» Work order
Retype all of the entries that appear below, keeping them exactly as they are.

» Data to process
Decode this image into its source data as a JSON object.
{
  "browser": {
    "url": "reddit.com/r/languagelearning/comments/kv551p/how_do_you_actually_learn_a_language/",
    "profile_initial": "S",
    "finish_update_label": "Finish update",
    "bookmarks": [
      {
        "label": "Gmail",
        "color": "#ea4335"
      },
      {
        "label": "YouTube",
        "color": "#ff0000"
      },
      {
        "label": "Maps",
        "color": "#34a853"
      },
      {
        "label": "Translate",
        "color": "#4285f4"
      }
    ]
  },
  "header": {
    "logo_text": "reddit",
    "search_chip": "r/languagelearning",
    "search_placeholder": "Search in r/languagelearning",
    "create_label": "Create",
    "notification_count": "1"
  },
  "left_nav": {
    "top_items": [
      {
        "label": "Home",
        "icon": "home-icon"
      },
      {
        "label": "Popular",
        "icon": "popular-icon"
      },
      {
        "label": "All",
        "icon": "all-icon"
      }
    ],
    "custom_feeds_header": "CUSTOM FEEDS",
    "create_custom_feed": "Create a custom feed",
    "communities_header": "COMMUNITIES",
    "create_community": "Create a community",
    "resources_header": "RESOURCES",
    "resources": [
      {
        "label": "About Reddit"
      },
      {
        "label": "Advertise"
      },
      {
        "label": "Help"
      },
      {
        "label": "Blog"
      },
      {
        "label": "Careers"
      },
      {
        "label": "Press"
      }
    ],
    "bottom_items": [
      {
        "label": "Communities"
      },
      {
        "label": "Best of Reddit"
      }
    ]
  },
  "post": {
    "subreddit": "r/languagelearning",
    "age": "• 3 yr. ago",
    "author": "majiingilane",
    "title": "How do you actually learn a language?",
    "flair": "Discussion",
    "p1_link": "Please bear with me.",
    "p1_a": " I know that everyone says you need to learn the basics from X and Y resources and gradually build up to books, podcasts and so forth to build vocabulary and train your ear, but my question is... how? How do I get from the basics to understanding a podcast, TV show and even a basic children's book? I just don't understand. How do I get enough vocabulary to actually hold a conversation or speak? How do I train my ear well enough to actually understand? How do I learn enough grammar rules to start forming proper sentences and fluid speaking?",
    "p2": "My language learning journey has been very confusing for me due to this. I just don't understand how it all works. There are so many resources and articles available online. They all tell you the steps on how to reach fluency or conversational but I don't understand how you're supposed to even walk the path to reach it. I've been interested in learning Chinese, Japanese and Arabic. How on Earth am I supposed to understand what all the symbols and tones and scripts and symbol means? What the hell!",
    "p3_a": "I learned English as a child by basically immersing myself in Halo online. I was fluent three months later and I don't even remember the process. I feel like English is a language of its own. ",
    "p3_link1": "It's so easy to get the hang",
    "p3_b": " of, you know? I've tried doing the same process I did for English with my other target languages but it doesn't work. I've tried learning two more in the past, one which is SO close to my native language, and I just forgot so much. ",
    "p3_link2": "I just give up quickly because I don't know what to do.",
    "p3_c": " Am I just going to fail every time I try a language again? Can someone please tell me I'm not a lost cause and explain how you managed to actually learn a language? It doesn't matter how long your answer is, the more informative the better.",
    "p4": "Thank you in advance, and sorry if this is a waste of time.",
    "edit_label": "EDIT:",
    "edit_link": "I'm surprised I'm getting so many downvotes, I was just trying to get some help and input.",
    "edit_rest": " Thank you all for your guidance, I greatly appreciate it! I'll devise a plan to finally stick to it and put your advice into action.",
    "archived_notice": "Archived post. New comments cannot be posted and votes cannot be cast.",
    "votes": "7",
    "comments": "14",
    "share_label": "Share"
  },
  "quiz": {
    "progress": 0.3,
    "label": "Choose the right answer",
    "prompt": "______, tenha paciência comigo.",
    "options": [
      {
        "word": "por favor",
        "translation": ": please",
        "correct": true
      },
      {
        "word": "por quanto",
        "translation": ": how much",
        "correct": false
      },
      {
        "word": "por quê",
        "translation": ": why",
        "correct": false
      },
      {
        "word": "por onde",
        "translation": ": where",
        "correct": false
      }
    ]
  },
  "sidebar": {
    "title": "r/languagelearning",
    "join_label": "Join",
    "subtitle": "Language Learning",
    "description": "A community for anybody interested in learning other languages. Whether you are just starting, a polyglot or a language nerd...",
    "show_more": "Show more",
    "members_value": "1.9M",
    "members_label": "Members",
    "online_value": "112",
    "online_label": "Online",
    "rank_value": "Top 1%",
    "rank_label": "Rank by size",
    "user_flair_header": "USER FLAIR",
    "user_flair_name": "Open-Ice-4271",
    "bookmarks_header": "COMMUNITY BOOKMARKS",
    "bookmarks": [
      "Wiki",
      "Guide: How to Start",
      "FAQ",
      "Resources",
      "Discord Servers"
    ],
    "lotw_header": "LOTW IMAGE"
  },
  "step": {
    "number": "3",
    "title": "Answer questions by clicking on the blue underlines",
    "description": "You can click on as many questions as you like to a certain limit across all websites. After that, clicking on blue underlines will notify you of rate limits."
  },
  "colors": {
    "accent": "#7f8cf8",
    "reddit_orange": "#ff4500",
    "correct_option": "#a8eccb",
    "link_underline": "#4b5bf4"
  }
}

» Exercise output
Decode this image into its source data as a JSON object.
{
  "browser": {
    "url": "reddit.com/r/languagelearning/comments/kv551p/how_do_you_actually_learn_a_language/",
    "profile_initial": "S",
    "finish_update_label": "Finish update",
    "bookmarks": [
      {
        "label": "Gmail",
        "color": "#ea4335"
      },
      {
        "label": "YouTube",
        "color": "#ff0000"
      },
      {
        "label": "Maps",
        "color": "#34a853"
      },
      {
        "label": "Translate",
        "color": "#4285f4"
      }
    ]
  },
  "header": {
    "logo_text": "reddit",
    "search_chip": "r/languagelearning",
    "search_placeholder": "Search in r/languagelearning",
    "create_label": "Create",
    "notification_count": "1"
  },
  "left_nav": {
    "top_items": [
      {
        "label": "Home",
        "icon": "home-icon"
      },
      {
        "label": "Popular",
        "icon": "popular-icon"
      },
      {
        "label": "All",
        "icon": "all-icon"
      }
    ],
    "custom_feeds_header": "CUSTOM FEEDS",
    "create_custom_feed": "Create a custom feed",
    "communities_header": "COMMUNITIES",
    "create_community": "Create a community",
    "resources_header": "RESOURCES",
    "resources": [
      {
        "label": "About Reddit"
      },
      {
        "label": "Advertise"
      },
      {
        "label": "Help"
      },
      {
        "label": "Blog"
      },
      {
        "label": "Careers"
      },
      {
        "label": "Press"
      }
    ],
    "bottom_items": [
      {
        "label": "Communities"
      },
      {
        "label": "Best of Reddit"
      }
    ]
  },
  "post": {
    "subreddit": "r/languagelearning",
    "age": "• 3 yr. ago",
    "author": "majiingilane",
    "title": "How do you actually learn a language?",
    "flair": "Discussion",
    "p1_link": "Please bear with me.",
    "p1_a": " I know that everyone says you need to learn the basics from X and Y resources and gradually build up to books, podcasts and so forth to build vocabulary and train your ear, but my question is... how? How do I get from the basics to understanding a podcast, TV show and even a basic children's book? I just don't understand. How do I get enough vocabulary to actually hold a conversation or speak? How do I train my ear well enough to actually understand? How do I learn enough grammar rules to start forming proper sentences and fluid speaking?",
    "p2": "My language learning journey has been very confusing for me due to this. I just don't understand how it all works. There are so many resources and articles available online. They all tell you the steps on how to reach fluency or conversational but I don't understand how you're supposed to even walk the path to reach it. I've been interested in learning Chinese, Japanese and Arabic. How on Earth am I supposed to understand what all the symbols and tones and scripts and symbol means? What the hell!",
    "p3_a": "I learned English as a child by basically immersing myself in Halo online. I was fluent three months later and I don't even remember the process. I feel like English is a language of its own. ",
    "p3_link1": "It's so easy to get the hang",
    "p3_b": " of, you know? I've tried doing the same process I did for English with my other target languages but it doesn't work. I've tried learning two more in the past, one which is SO close to my native language, and I just forgot so much. ",
    "p3_link2": "I just give up quickly because I don't know what to do.",
    "p3_c": " Am I just going to fail every time I try a language again? Can someone please tell me I'm not a lost cause and explain how you managed to actually learn a language? It doesn't matter how long your answer is, the more informative the better.",
    "p4": "Thank you in advance, and sorry if this is a waste of time.",
    "edit_label": "EDIT:",
    "edit_link": "I'm surprised I'm getting so many downvotes, I was just trying to get some help and input.",
    "edit_rest": " Thank you all for your guidance, I greatly appreciate it! I'll devise a plan to finally stick to it and put your advice into action.",
    "archived_notice": "Archived post. New comments cannot be posted and votes cannot be cast.",
    "votes": "7",
    "comments": "14",
    "share_label": "Share"
  },
  "quiz": {
    "progress": 0.3,
    "label": "Choose the right answer",
    "prompt": "______, tenha paciência comigo.",
    "options": [
      {
        "word": "por favor",
        "translation": ": please",
        "correct": true
      },
      {
        "word": "por quanto",
        "translation": ": how much",
        "correct": false
      },
      {
        "word": "por quê",
        "translation": ": why",
        "correct": false
      },
      {
        "word": "por onde",
        "translation": ": where",
        "correct": false
      }
    ]
  },
  "sidebar": {
    "title": "r/languagelearning",
    "join_label": "Join",
    "subtitle": "Language Learning",
    "description": "A community for anybody interested in learning other languages. Whether you are just starting, a polyglot or a language nerd...",
    "show_more": "Show more",
    "members_value": "1.9M",
    "members_label": "Members",
    "online_value": "112",
    "online_label": "Online",
    "rank_value": "Top 1%",
    "rank_label": "Rank by size",
    "user_flair_header": "USER FLAIR",
    "user_flair_name": "Open-Ice-4271",
    "bookmarks_header": "COMMUNITY BOOKMARKS",
    "bookmarks": [
      "Wiki",
      "Guide: How to Start",
      "FAQ",
      "Resources",
      "Discord Servers"
    ],
    "lotw_header": "LOTW IMAGE"
  },
  "step": {
    "number": "3",
    "title": "Answer questions by clicking on the blue underlines",
    "description": "You can click on as many questions as you like to a certain limit across all websites. After that, clicking on blue underlines will notify you of rate limits."
  },
  "colors": {
    "accent": "#7f8cf8",
    "reddit_orange": "#ff4500",
    "correct_option": "#a8eccb",
    "link_underline": "#4b5bf4"
  }
}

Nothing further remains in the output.